The RoboCop remake (the original released in 1987) is set in the year 2028 -- a future where America has colonised Iran and maintains its version of 'peace' on foreign soil by hiring sophisticated, battle-robots that run regular scans of all citizens, enforcing an almost Orwellian-style of law and order.
Back home, the crime rate on America's streets has grown to alarming levels.
Raymond Sellers (Michael Keaton), the ruthless CEO of OmniCorp, is trying to sell the idea of war-robots patrolling American streets to its people.
All that stands in his way is a stubborn, anti-drone politician, Senator Dreyfuss (Zach Grenier) and the Senator's iron-clad piece of anti-robot legislation -- The Dreyfuss Act.
The only way Sellers can circumvent the Senator's will is to swing public opinion in his favour. For this, Sellers comes up with a new product -- a more humane product -- a RoboCop; and police officer Alex James Murphy (Joel Kinnaman) finds himself the guinea pig in this experiment.
Samuel L Jackson plays a futuristic version of Arnab Goswami who provides enough 'satire' in the beginning of the film, which makes you think that perhaps this is an intelligent remake.
Perhaps this isn't all gun-fights and bone-breaking. But the film cannot seem to decide what it wants to say -- mumbling words that never connect to make a complete, coherent sentence.
While Jackson's character, Pat Novak, spends a fair amount of time discussing the politics of artificial intelligence, Dr Dennett Norton (Gary Oldman) questions the ethical grounds of turning a man into a machine.
But both narratives eventually culminate into a faster-than-you-can-follow gunfight in a darkroom which accounts for pretty much all the hardcore action you'll see in this film.
In an attempt to modernise RoboCop and make it relevant to our darker, more violent times, director Jose Padilha loses sight of the point he wishes to make through the film.
While on the one hand he remains opposed to drones and the free availability of guns, his portrayal of bloodshed is almost numbing.
Unlike in the 1987 original, it is the man who wakes up to find himself inside a machine in the remake.
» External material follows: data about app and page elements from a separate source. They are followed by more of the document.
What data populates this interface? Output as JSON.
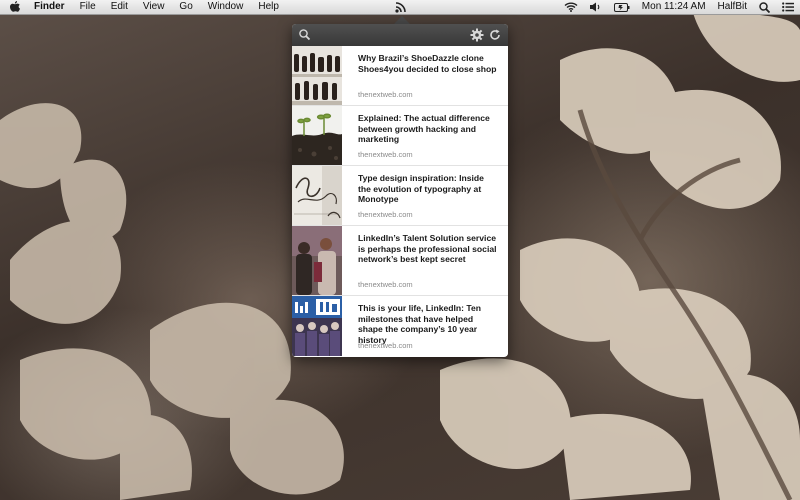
{
  "menubar": {
    "app_name": "Finder",
    "menus": [
      "File",
      "Edit",
      "View",
      "Go",
      "Window",
      "Help"
    ],
    "clock": "Mon 11:24 AM",
    "user": "HalfBit",
    "icons": [
      "apple-icon",
      "rss-icon",
      "wifi-icon",
      "volume-icon",
      "battery-icon",
      "spotlight-icon",
      "notification-center-icon"
    ]
  },
  "popover": {
    "toolbar_icons": [
      "search-icon",
      "gear-icon",
      "refresh-icon"
    ],
    "items": [
      {
        "title": "Why Brazil’s ShoeDazzle clone Shoes4you decided to close shop",
        "source": "thenextweb.com",
        "thumb": "shoes"
      },
      {
        "title": "Explained: The actual difference between growth hacking and marketing",
        "source": "thenextweb.com",
        "thumb": "sprouts"
      },
      {
        "title": "Type design inspiration: Inside the evolution of typography at Monotype",
        "source": "thenextweb.com",
        "thumb": "calligraphy"
      },
      {
        "title": "LinkedIn’s Talent Solution service is perhaps the professional social network’s best kept secret",
        "source": "thenextweb.com",
        "thumb": "people"
      },
      {
        "title": "This is your life, LinkedIn: Ten milestones that have helped shape the company’s 10 year history",
        "source": "thenextweb.com",
        "thumb": "linkedin"
      }
    ]
  }
}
The machine makes him the an ever efficient police officer but he wants to connect with his wife Clara (Abbie Cornish) and son David (John Paul Ruttan) again.
It is tough to sympathise with Clara because one does not connect with her at all. She is the pretty, blonde, apparently stay-at-home mum who sheds tears like a soap opera actor.
Even though Kinnaman is the perfect choice for playing the new RoboCop, there is only so far a film can go on the basis of its casts' performances.
Several trains of thought are introduced in the film but very few really manage to come full circle, leaving the rest seem irrelevant.
RoboCop tries to be something it is not and in that process, ruins everything it could have been.